##### Material supplied #####
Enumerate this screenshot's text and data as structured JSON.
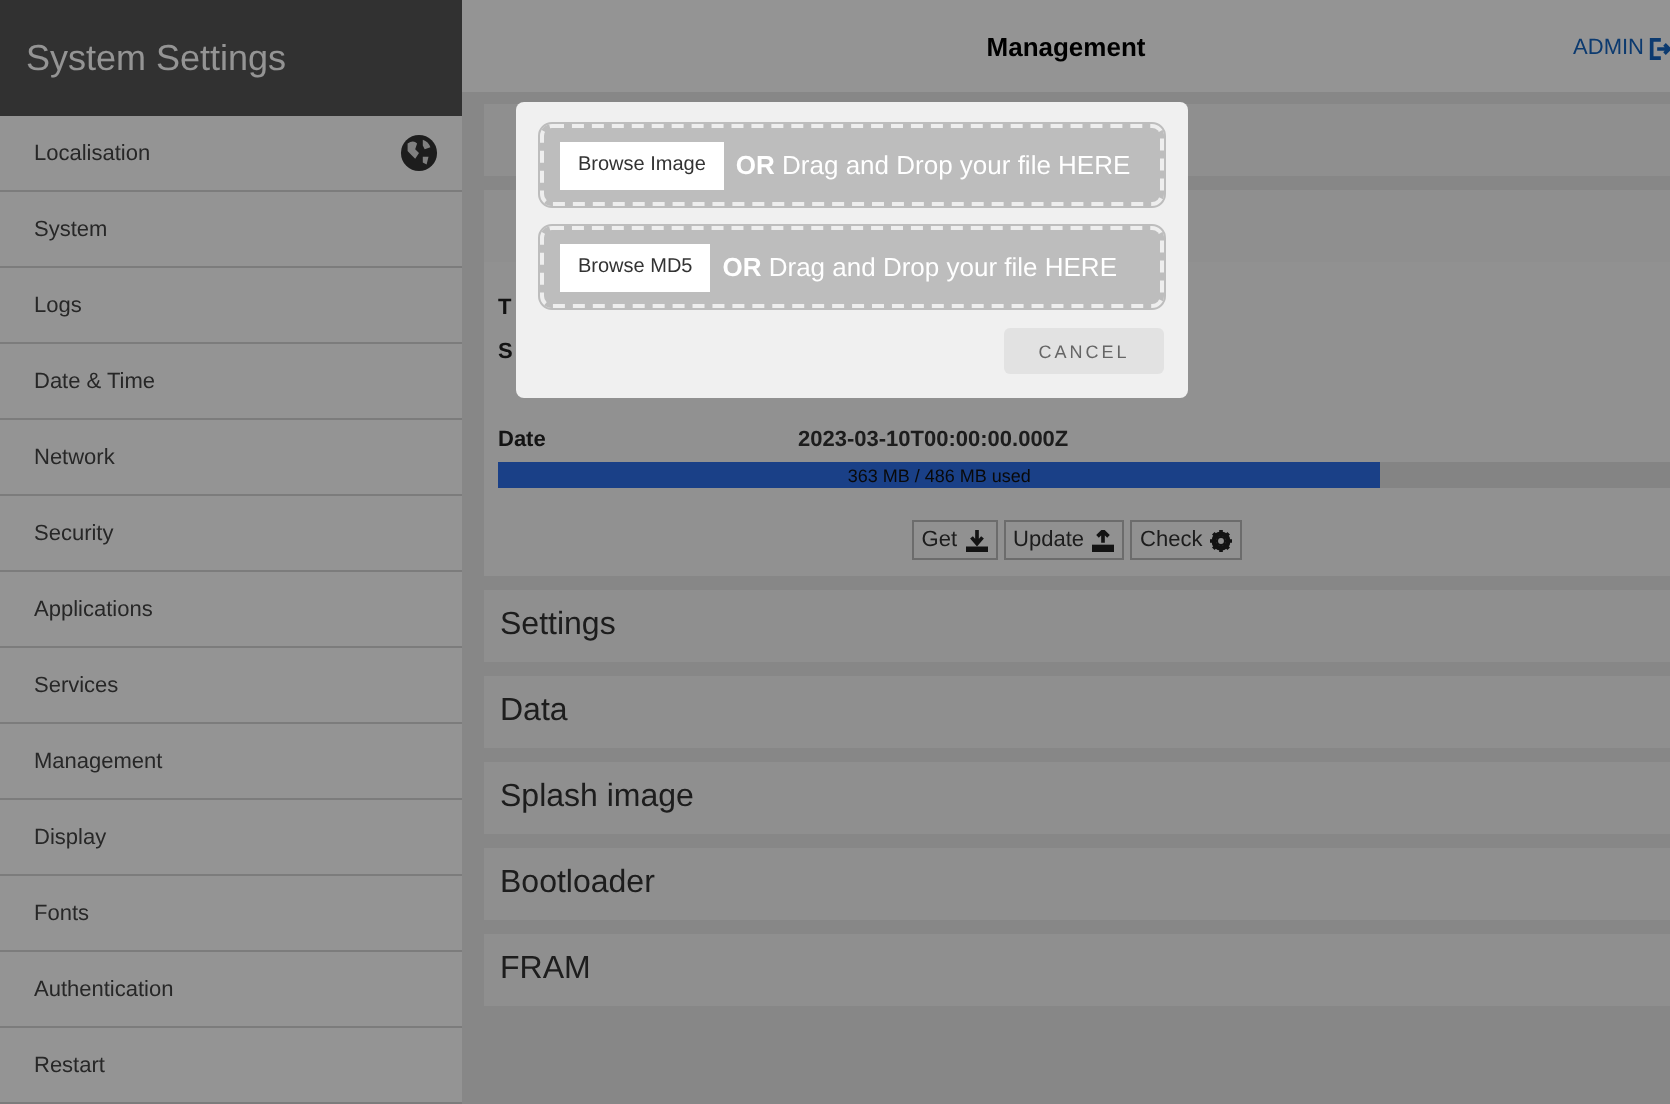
{
  "sidebar": {
    "title": "System Settings",
    "items": [
      {
        "label": "Localisation",
        "globe": true
      },
      {
        "label": "System"
      },
      {
        "label": "Logs"
      },
      {
        "label": "Date & Time"
      },
      {
        "label": "Network"
      },
      {
        "label": "Security"
      },
      {
        "label": "Applications"
      },
      {
        "label": "Services"
      },
      {
        "label": "Management"
      },
      {
        "label": "Display"
      },
      {
        "label": "Fonts"
      },
      {
        "label": "Authentication"
      },
      {
        "label": "Restart"
      }
    ]
  },
  "header": {
    "title": "Management",
    "user": "ADMIN"
  },
  "sections": [
    {
      "expanded": false
    },
    {
      "expanded": true,
      "details": [
        {
          "label": "T"
        },
        {
          "label": "S"
        },
        {
          "label": "Date",
          "value": "2023-03-10T00:00:00.000Z"
        }
      ],
      "storage": {
        "level": 0.753,
        "text": "363 MB / 486 MB used"
      },
      "actions": [
        {
          "label": "Get",
          "kind": "download"
        },
        {
          "label": "Update",
          "kind": "upload"
        },
        {
          "label": "Check",
          "kind": "settings"
        }
      ]
    },
    {
      "title": "Settings",
      "expanded": false
    },
    {
      "title": "Data",
      "expanded": false
    },
    {
      "title": "Splash image",
      "expanded": false
    },
    {
      "title": "Bootloader",
      "expanded": false
    },
    {
      "title": "FRAM",
      "expanded": false
    }
  ],
  "modal": {
    "dropzones": [
      {
        "button": "Browse Image",
        "or": "OR",
        "text": "Drag and Drop your file HERE"
      },
      {
        "button": "Browse MD5",
        "or": "OR",
        "text": "Drag and Drop your file HERE"
      }
    ],
    "cancel": "CANCEL"
  }
}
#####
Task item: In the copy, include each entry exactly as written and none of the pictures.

Answer to the exercise:
Enumerate this screenshot's text and data as structured JSON.
{
  "sidebar": {
    "title": "System Settings",
    "items": [
      {
        "label": "Localisation",
        "globe": true
      },
      {
        "label": "System"
      },
      {
        "label": "Logs"
      },
      {
        "label": "Date & Time"
      },
      {
        "label": "Network"
      },
      {
        "label": "Security"
      },
      {
        "label": "Applications"
      },
      {
        "label": "Services"
      },
      {
        "label": "Management"
      },
      {
        "label": "Display"
      },
      {
        "label": "Fonts"
      },
      {
        "label": "Authentication"
      },
      {
        "label": "Restart"
      }
    ]
  },
  "header": {
    "title": "Management",
    "user": "ADMIN"
  },
  "sections": [
    {
      "expanded": false
    },
    {
      "expanded": true,
      "details": [
        {
          "label": "T"
        },
        {
          "label": "S"
        },
        {
          "label": "Date",
          "value": "2023-03-10T00:00:00.000Z"
        }
      ],
      "storage": {
        "level": 0.753,
        "text": "363 MB / 486 MB used"
      },
      "actions": [
        {
          "label": "Get",
          "kind": "download"
        },
        {
          "label": "Update",
          "kind": "upload"
        },
        {
          "label": "Check",
          "kind": "settings"
        }
      ]
    },
    {
      "title": "Settings",
      "expanded": false
    },
    {
      "title": "Data",
      "expanded": false
    },
    {
      "title": "Splash image",
      "expanded": false
    },
    {
      "title": "Bootloader",
      "expanded": false
    },
    {
      "title": "FRAM",
      "expanded": false
    }
  ],
  "modal": {
    "dropzones": [
      {
        "button": "Browse Image",
        "or": "OR",
        "text": "Drag and Drop your file HERE"
      },
      {
        "button": "Browse MD5",
        "or": "OR",
        "text": "Drag and Drop your file HERE"
      }
    ],
    "cancel": "CANCEL"
  }
}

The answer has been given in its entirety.